Tom & Basal: Disappointing Egyptian Food in Nasr City
5 El Nasr Road Buildings
Trying the local cuisine is an inextricable part of
you haven’t completely comprehended the nature of Egyptians until you have
tried the food that has been passed on from generation to generation.
Tom & Basal is a local restaurant chain that
serves up traditional Egyptian food for jaw-dropping prices. Don’t get this
wrong; you can feed up to eight people for less than 100LE, which – given the
sky-high prices of Cairo – is a bargain.
With floor-to-ceiling glass windows, tables overlook
the street and customers can enjoy their meals while witnessing the hustle and
bustle of Nasr City’s daily life and bumper-to-bumper traffic.
Perhaps the restaurant is better suited for families
with kids yelling and laughing adding to the cosiness of the atmosphere. Tom
& Basal is your-run-of-the-mill, wallet-friendly but not diet-friendly
Every table has a pre-served jar of water, which had tomato

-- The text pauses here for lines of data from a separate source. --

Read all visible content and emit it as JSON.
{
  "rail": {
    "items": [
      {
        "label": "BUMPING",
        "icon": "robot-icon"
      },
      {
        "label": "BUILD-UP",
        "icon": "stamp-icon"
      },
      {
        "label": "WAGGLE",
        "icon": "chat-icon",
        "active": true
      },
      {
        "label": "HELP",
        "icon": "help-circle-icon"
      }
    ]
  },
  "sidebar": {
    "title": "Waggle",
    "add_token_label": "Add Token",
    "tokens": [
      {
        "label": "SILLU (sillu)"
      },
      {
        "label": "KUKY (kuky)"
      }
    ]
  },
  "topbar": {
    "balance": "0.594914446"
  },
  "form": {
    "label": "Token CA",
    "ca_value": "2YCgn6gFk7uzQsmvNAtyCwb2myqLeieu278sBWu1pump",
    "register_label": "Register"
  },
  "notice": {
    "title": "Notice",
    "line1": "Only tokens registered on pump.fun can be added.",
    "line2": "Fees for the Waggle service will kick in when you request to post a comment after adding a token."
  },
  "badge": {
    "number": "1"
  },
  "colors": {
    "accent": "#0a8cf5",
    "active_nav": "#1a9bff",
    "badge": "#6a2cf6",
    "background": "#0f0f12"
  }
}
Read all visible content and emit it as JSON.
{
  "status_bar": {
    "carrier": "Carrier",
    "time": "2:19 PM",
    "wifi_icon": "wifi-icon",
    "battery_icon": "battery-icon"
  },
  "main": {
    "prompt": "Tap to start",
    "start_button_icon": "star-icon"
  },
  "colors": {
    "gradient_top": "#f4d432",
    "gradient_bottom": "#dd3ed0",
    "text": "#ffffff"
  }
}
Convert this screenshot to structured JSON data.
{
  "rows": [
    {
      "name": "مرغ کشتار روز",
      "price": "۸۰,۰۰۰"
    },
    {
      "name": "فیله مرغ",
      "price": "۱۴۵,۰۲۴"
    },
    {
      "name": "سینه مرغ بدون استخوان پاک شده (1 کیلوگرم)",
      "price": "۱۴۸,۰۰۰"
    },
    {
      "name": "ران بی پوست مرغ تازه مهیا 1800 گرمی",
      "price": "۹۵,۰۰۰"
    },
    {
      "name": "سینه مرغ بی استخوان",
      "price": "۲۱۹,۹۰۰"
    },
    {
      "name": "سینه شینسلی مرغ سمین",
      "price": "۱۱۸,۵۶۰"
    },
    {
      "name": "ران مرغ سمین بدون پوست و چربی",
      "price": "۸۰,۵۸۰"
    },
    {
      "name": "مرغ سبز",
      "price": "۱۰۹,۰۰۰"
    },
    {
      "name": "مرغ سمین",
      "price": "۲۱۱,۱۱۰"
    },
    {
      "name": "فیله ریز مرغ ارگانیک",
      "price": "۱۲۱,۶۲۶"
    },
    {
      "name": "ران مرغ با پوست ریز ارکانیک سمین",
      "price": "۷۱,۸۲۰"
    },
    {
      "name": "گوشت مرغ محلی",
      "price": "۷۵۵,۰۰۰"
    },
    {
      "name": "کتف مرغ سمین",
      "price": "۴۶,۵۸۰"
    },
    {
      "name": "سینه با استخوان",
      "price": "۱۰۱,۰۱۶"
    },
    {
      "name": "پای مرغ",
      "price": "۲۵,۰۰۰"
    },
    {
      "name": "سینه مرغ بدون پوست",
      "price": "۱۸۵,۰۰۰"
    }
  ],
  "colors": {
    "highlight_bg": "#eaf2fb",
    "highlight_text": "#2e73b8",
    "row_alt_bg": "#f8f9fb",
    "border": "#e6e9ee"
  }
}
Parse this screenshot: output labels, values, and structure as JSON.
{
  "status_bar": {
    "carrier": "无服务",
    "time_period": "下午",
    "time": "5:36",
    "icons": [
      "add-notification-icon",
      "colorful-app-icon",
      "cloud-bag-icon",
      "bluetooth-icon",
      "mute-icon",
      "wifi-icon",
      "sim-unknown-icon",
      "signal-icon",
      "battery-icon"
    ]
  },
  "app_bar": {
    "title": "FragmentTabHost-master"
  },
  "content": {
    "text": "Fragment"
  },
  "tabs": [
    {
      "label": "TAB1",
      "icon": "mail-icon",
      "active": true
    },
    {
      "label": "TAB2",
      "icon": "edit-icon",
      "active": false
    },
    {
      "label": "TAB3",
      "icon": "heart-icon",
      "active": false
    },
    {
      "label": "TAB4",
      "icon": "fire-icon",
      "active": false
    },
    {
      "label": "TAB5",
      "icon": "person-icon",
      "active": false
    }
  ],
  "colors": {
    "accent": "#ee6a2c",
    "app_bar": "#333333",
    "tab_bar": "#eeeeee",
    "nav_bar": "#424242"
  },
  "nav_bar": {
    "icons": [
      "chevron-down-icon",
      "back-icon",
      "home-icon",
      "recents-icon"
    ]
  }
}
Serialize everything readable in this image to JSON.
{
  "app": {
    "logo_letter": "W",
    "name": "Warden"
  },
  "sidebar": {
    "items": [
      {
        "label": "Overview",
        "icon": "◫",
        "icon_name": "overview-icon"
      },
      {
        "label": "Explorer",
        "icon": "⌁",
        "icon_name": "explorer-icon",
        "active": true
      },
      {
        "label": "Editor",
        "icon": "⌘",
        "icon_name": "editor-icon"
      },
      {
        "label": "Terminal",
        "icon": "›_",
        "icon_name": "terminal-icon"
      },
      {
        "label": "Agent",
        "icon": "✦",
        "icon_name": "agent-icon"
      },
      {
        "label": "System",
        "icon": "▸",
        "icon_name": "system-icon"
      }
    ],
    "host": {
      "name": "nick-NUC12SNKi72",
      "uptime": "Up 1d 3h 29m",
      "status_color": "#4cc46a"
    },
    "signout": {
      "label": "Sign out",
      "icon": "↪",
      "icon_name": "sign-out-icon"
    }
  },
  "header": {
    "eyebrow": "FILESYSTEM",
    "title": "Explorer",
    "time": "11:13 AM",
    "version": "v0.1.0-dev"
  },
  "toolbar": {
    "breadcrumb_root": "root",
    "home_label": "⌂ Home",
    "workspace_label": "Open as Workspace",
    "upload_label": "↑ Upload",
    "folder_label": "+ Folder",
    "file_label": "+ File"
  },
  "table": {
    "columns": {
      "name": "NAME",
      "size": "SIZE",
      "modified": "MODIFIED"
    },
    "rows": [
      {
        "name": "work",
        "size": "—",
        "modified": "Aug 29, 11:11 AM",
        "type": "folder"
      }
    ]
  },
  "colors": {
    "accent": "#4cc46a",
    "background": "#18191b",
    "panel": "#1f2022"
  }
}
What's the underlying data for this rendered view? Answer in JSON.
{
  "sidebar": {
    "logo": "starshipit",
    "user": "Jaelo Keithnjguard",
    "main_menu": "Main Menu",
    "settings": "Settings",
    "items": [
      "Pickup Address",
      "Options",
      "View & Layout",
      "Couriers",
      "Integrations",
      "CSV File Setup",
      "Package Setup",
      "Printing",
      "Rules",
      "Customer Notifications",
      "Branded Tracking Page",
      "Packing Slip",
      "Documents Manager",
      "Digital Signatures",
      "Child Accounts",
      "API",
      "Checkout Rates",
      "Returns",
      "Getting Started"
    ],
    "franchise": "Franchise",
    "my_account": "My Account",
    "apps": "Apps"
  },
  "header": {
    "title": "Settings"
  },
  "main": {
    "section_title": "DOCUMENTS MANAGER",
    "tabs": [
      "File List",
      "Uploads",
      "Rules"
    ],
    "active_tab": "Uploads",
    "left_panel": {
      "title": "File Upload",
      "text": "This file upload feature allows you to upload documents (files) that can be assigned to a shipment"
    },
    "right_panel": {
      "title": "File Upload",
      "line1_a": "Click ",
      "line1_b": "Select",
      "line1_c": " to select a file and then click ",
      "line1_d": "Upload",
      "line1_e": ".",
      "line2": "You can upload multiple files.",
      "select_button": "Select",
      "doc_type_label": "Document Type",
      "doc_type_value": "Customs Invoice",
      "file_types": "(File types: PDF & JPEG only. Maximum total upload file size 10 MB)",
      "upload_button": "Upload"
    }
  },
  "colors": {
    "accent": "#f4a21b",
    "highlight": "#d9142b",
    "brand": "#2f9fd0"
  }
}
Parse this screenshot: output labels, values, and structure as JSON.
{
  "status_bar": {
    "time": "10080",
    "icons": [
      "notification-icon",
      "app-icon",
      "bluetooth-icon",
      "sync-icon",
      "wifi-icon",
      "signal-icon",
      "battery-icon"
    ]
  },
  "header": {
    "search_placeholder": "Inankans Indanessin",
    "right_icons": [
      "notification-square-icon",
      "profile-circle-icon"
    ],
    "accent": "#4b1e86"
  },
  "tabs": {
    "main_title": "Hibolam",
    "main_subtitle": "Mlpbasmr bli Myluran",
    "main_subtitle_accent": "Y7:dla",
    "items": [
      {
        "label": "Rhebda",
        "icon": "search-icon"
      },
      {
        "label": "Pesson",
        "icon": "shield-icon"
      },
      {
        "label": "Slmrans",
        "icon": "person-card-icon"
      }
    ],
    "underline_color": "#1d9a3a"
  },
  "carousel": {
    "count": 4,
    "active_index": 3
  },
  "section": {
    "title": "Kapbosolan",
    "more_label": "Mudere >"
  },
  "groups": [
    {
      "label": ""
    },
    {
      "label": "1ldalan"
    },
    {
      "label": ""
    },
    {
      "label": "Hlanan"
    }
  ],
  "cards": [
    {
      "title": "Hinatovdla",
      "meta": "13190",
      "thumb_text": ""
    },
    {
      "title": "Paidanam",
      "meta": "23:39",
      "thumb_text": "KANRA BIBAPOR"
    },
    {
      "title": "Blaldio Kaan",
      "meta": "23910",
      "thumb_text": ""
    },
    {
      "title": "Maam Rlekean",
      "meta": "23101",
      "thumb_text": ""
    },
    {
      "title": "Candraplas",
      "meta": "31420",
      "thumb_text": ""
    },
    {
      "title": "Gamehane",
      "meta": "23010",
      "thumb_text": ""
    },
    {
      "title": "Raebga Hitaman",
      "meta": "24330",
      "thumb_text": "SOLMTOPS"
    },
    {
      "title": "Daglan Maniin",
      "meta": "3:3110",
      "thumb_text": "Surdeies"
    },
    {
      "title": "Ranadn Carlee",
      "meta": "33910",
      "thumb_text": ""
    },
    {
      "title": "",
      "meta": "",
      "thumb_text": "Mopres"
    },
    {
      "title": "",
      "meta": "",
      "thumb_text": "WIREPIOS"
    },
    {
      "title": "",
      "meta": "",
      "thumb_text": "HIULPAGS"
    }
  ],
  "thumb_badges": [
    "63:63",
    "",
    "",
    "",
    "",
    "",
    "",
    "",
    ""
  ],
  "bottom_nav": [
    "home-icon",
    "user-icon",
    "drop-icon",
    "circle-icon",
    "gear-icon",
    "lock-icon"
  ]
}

sauce smears at the time of this reviewer’s visit. The water had floating black bits, which can only make you guess
how many greasy-handed customers have used it. So, we decided that we weren’t
Tom and Basal is famous for its koshary, which was
surprisingly disappointing. Apart from the scarce presence of rice that should
dominate a big chunk of a typical koshary dish, the macaroni was overcooked. For
an extra 1.25LE, you can add more ta’leya (fried onion), black lentil or
chickpea. You can choose from several sizes with prices starting at 4LE. Tom
& Basal just proves to this reviewer that nothing beats home-cooked koshary.
With a hefty menu of savoury and sweet fiteer to
choose from, in medium and large sizes, we ordered local Roumi cheese filling
for our fiteer (15LE), which was cooked with green pepper, olive and chopped
tomatoes. It was deliciously greasy and scrumptiously fattening – molten butter
dripped as we ate.
We also tried the powdered sugar fiteer (4LE), which
was immensely greasy and had us worried about our cholesterol. It smelled
heavily of butter and had us dizzy with the prospect of oncoming calories. We
had to literally scrape the butter off in hopes of the fiteer being more merciful
on our stomachs. Although we ordered the medium-sized fiteer, it was too big
for one person to polish off.
The service was relatively slow. It took about 45
minutes for our fiteer to arrive and the only thing worse than an angry
customer is a hungry customer.
As for dessert, we opted out altogether. Although rice
pudding with nuts (3.25LE) seemed tantalising, we couldn’t risk a food coma.